The WHO takes into account potentially infected contacts, putting costs at $56m
WHO takes on the deadly virus in the DR Congo.
The World Health Organisation assumes 100-300 cases of Ebola in the Democratic Republic of Congo between May and July, under a revised response plan to the outbreak that it published on Tuesday.
An earlier version of the plan, based on information to May 15, had assumed 80-100 cases. The WHO says the new figure is not a prediction but part of its modelling is to plan and budget for a response.
Congo’s Health Ministry said late on Monday there had been 54 cases of Ebola in the outbreak — 35 confirmed, 13 probable and six suspected — and 25 deaths. There have been no deaths or new confirmed cases in the past two days.
The deadly virus spreads easily through bodily fluids and eight previous outbreaks in Congo have claimed between one and 256 lives. A West African outbreak that began in late 2013 killed 11,300 before being brought under control in 2016.
The WHO’S plan for Congo assumes each rural Ebola case would have 10 potentially infected contacts and each urban case would have 30. As of May 26, there were 906 contacts being followed, WHO spokesman Tarik Jasarevic said.
Health workers hope to vaccinate every contact to effectively ringfence each Ebola patient and prevent further spread.
The WHO estimates 1,000 people move each day through major points of entry connected to Bikoro health zone, the remote area of Equateur Province where the outbreak was first declared. Around 50 per day go by boat from Bikoro to neighbouring Republic of Congo.
Since the plan was written, the disease has spread to the provincial capital Mbandaka, with an estimated population of 1.5 million people, and WHO has more than doubled its response budget, to $56 million from an initial $26 million.
The plan also sets out targets for the disease response, including that 100 per cent of new cases should come from known contacts and none of the cases should be health care workers. Zero contacts should be lost, and all people who die from suspected or probable Ebola should be buried in a safe way, to prevent the infection spreading. The case fatality ratio for all confirmed cases admitted into Ebola treatment centres should be less than 50 per cent, it said.
Meanwhile, more awareness is being urged among the population of the DRC amid the rising number of suspected and confirmed cases of Ebola in the northwest of the country.
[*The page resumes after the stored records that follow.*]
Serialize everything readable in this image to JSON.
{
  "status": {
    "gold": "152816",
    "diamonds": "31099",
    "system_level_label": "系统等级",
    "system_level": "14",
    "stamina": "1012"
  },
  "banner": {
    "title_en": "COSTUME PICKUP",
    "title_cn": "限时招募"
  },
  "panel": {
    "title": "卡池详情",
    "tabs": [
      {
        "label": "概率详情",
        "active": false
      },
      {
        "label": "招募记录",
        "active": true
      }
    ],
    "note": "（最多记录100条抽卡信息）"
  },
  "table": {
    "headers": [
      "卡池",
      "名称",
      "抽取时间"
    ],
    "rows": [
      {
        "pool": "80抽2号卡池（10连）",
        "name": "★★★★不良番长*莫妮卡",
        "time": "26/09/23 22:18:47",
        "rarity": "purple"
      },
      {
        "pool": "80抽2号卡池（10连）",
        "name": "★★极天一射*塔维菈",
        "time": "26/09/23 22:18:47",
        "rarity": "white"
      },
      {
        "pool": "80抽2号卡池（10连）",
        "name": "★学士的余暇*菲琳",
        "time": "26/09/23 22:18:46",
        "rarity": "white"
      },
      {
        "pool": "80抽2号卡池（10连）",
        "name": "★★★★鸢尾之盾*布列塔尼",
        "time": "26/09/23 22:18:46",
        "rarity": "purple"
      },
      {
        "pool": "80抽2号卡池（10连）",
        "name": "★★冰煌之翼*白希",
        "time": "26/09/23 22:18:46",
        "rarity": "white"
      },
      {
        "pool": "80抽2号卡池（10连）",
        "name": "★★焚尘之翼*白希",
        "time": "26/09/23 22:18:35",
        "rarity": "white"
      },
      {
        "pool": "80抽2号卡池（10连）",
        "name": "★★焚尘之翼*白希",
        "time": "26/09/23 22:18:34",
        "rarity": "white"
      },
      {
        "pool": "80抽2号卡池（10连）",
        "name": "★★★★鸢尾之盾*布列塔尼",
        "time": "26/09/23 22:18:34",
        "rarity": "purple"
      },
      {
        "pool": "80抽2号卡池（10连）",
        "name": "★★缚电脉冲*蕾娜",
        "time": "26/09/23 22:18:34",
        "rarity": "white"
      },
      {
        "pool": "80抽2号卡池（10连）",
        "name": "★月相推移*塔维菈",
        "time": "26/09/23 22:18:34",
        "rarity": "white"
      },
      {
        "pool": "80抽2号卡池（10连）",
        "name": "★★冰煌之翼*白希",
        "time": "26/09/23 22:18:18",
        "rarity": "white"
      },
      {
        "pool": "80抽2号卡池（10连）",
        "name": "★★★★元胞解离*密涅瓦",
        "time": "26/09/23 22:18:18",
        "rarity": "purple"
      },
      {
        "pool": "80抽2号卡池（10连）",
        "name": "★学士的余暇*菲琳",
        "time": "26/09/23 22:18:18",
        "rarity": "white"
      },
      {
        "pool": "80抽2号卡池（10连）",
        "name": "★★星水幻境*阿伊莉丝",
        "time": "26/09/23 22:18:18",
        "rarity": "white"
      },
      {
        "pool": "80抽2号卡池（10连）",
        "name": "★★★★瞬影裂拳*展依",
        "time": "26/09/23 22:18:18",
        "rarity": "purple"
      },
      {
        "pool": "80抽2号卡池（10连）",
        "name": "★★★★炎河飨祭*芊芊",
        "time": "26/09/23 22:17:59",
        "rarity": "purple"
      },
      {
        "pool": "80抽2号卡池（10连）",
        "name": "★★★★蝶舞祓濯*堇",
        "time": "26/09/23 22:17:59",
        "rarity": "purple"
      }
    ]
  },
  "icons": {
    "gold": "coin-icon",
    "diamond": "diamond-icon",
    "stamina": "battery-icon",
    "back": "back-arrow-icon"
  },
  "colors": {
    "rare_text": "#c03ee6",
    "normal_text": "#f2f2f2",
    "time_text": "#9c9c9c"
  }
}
Efforts to contain the spread of the deadly virus have been hampered by poor road conditions and the lack of other logistical means.
The non-co-operation of some members of the community with the medical professionals also helped propagate the virus, observers said.
Last Wednesday, three patients were whisked from an isolation site to return to their families. Two were found dead later.
“We need to tell more to people to understand how the Ebola virus is contagious,” Minister of Health Oly Ilunga said.
Many experts and health observers say the local and international response to the outbreak in northwestern DRC has been swift.
The WHO has shipped over 4,000 doses of vaccine to stop the spread of the virus, in collaboration with international partners, including Doctors Without Borders, which has set up treatment facilities.
On the ground in the affected areas, in Equateur Province, mistrust and misinformation are the biggest risks for the spread of the epidemic, observers say. They cite such factors as the way care is given to the sick; religion; superstition; and funerary rites that help spread the virus.
For now, medical teams are continuing their field work, reminding the public that vaccination is effective only if other hygiene measures, monitoring, and follow-up procedures are well taken.
Health workers wear protective gear as they prepare to attend to suspected Ebola patients at Bikoro Hospital — the epicentre of the latest Ebola outbreak in the Democratic Republic of Congo